(Records excerpted from a collection)
================================
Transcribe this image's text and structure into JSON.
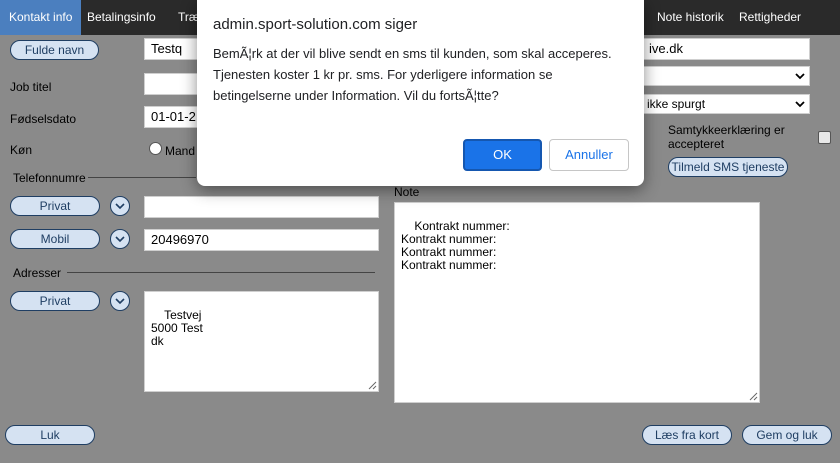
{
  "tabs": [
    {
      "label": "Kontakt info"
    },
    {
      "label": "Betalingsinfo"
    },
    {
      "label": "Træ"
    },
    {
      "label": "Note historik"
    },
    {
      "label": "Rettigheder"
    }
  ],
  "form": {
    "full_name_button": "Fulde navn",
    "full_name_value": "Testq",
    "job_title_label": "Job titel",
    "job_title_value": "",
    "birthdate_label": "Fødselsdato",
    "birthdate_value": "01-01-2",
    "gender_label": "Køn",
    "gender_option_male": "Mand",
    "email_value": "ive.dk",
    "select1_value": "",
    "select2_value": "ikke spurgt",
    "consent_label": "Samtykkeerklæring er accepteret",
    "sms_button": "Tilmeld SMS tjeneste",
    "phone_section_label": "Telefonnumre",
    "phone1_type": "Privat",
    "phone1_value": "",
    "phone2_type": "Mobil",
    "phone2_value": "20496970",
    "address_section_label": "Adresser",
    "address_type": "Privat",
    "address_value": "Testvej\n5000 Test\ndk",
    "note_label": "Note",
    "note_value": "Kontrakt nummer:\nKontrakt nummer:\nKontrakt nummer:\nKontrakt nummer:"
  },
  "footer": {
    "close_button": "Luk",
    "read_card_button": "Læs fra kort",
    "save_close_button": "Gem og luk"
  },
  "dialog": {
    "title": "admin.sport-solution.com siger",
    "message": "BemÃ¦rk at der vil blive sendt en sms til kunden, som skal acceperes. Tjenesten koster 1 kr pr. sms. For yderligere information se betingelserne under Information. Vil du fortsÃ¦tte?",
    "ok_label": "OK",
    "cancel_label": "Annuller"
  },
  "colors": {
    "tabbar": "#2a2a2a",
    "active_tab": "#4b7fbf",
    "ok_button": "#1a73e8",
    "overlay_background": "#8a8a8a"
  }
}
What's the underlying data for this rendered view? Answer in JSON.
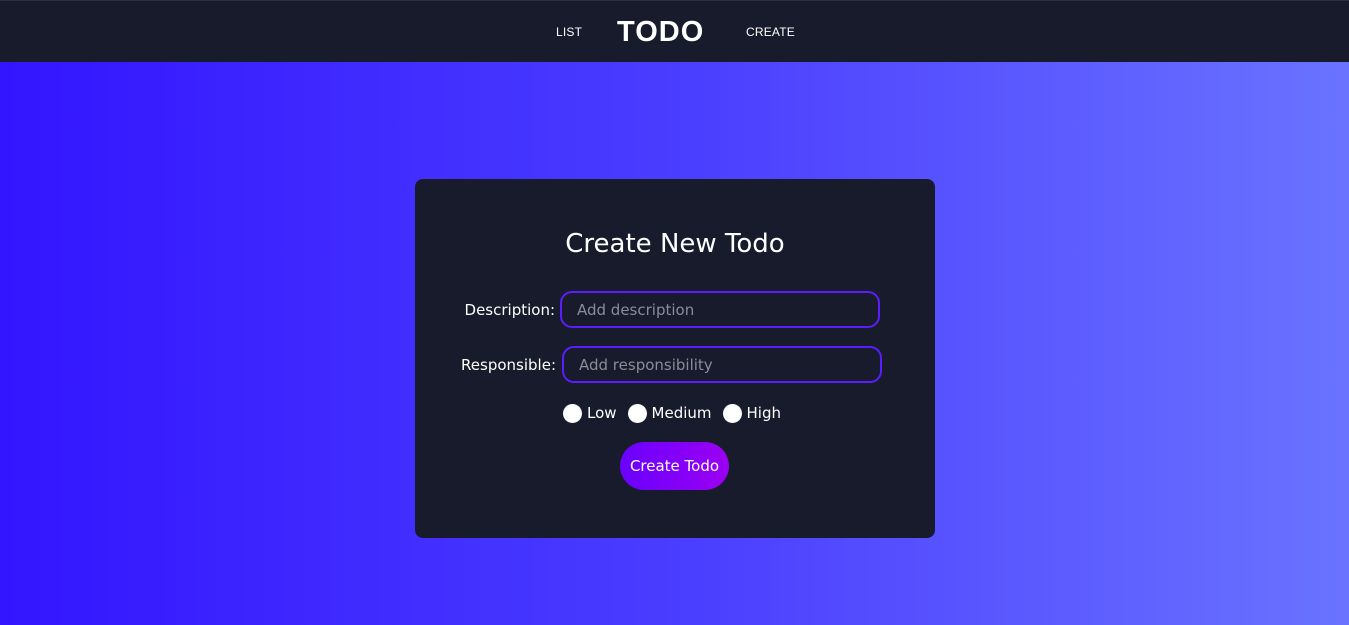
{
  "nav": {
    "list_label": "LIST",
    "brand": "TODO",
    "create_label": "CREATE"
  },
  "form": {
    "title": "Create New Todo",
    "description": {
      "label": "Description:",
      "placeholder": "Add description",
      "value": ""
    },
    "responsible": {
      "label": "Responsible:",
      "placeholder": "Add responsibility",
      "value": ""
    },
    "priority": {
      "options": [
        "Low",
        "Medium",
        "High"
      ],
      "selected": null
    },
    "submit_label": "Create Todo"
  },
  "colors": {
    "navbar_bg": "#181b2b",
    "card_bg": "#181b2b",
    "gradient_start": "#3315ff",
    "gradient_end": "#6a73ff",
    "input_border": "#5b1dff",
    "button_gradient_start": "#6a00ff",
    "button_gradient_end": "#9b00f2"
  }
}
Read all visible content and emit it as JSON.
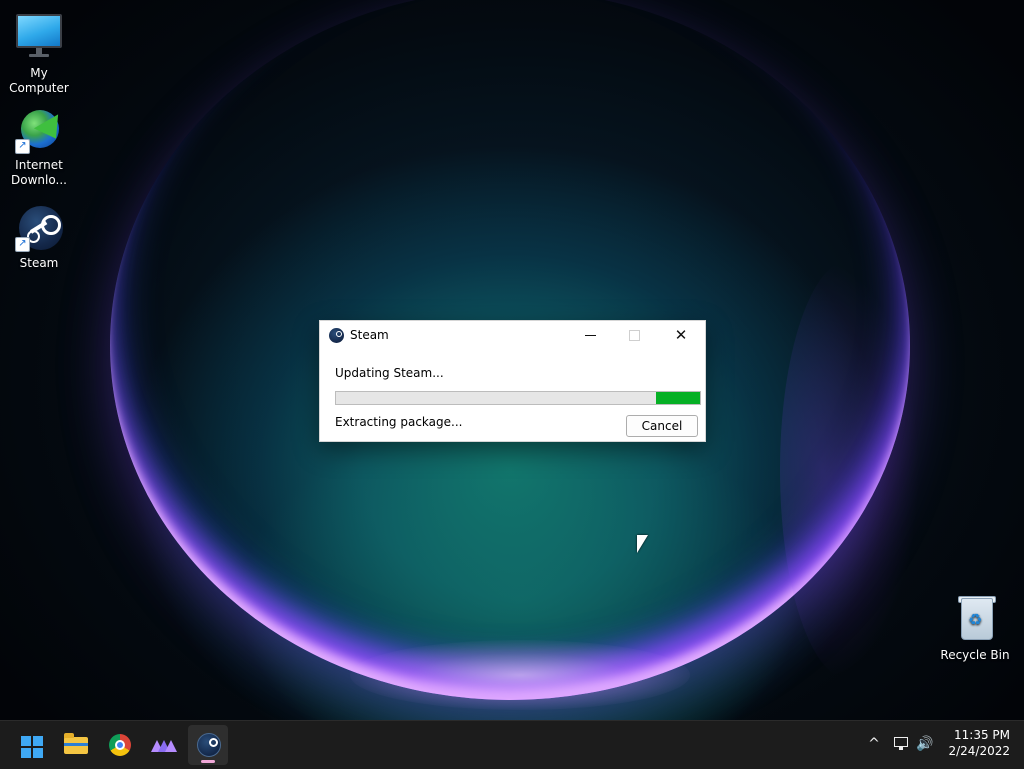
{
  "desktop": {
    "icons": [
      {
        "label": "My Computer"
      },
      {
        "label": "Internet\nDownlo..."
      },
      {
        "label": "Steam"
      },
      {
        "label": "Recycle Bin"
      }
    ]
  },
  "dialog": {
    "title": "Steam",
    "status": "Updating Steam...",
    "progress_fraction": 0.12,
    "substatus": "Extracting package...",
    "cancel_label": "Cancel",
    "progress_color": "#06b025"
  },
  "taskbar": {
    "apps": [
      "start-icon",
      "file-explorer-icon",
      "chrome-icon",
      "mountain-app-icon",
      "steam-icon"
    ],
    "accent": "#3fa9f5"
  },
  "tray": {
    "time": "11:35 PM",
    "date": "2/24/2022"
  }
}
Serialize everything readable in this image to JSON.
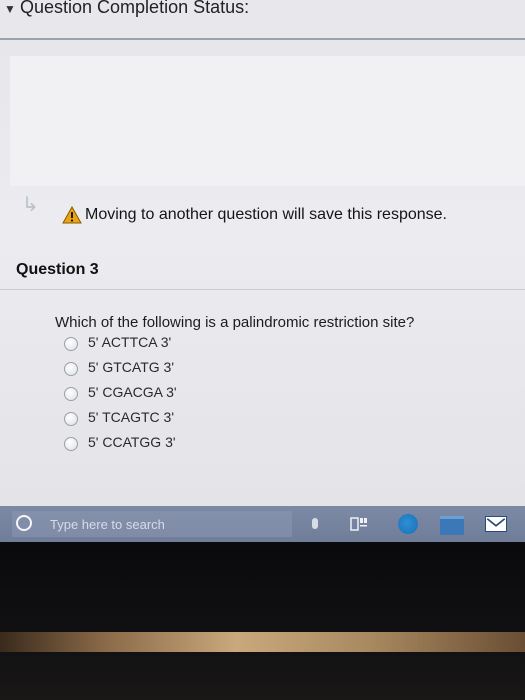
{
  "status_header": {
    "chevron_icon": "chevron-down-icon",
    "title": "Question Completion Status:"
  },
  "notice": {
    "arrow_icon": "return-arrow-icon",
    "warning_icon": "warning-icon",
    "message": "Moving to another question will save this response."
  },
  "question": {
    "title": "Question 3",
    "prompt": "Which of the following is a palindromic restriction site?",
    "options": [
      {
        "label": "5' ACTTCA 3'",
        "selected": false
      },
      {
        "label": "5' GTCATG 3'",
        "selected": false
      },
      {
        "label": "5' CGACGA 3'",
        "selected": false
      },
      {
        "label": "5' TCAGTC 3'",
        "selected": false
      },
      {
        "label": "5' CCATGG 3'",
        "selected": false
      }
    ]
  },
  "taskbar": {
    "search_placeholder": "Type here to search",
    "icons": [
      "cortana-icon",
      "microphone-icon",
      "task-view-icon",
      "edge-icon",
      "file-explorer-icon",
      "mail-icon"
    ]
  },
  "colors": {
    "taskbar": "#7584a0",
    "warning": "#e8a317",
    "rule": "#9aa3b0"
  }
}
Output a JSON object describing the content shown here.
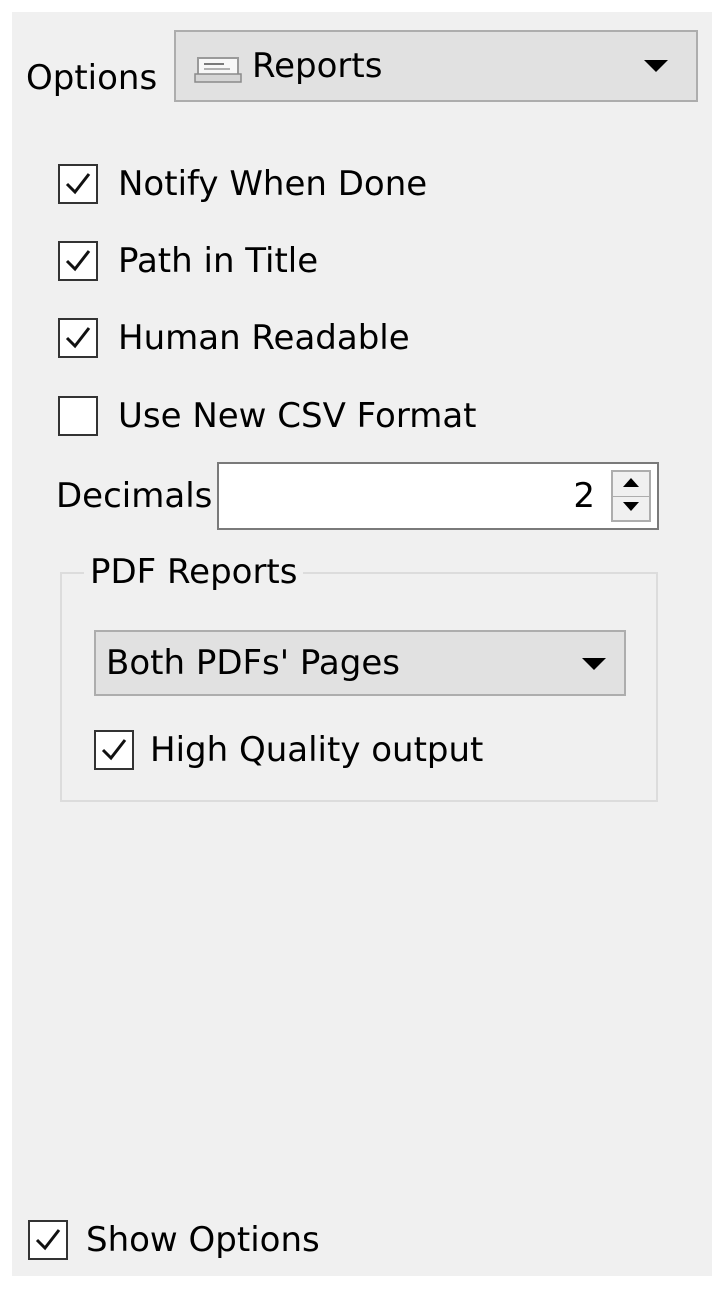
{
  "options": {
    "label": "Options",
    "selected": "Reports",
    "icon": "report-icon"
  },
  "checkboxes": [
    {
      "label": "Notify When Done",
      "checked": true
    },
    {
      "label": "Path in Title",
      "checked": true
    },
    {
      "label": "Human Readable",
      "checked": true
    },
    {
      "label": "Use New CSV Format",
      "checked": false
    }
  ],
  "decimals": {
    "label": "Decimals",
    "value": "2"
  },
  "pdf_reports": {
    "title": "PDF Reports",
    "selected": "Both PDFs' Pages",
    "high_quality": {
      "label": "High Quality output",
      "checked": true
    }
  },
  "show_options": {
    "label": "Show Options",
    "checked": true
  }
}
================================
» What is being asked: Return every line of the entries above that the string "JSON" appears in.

» Reply:
Transcribe this image's text and structure into JSON.
What's the underlying data for this rendered view? Answer in JSON.
Read all visible content and emit it as JSON.
Serialize everything readable in this image to JSON.
Output a JSON object describing the content shown here.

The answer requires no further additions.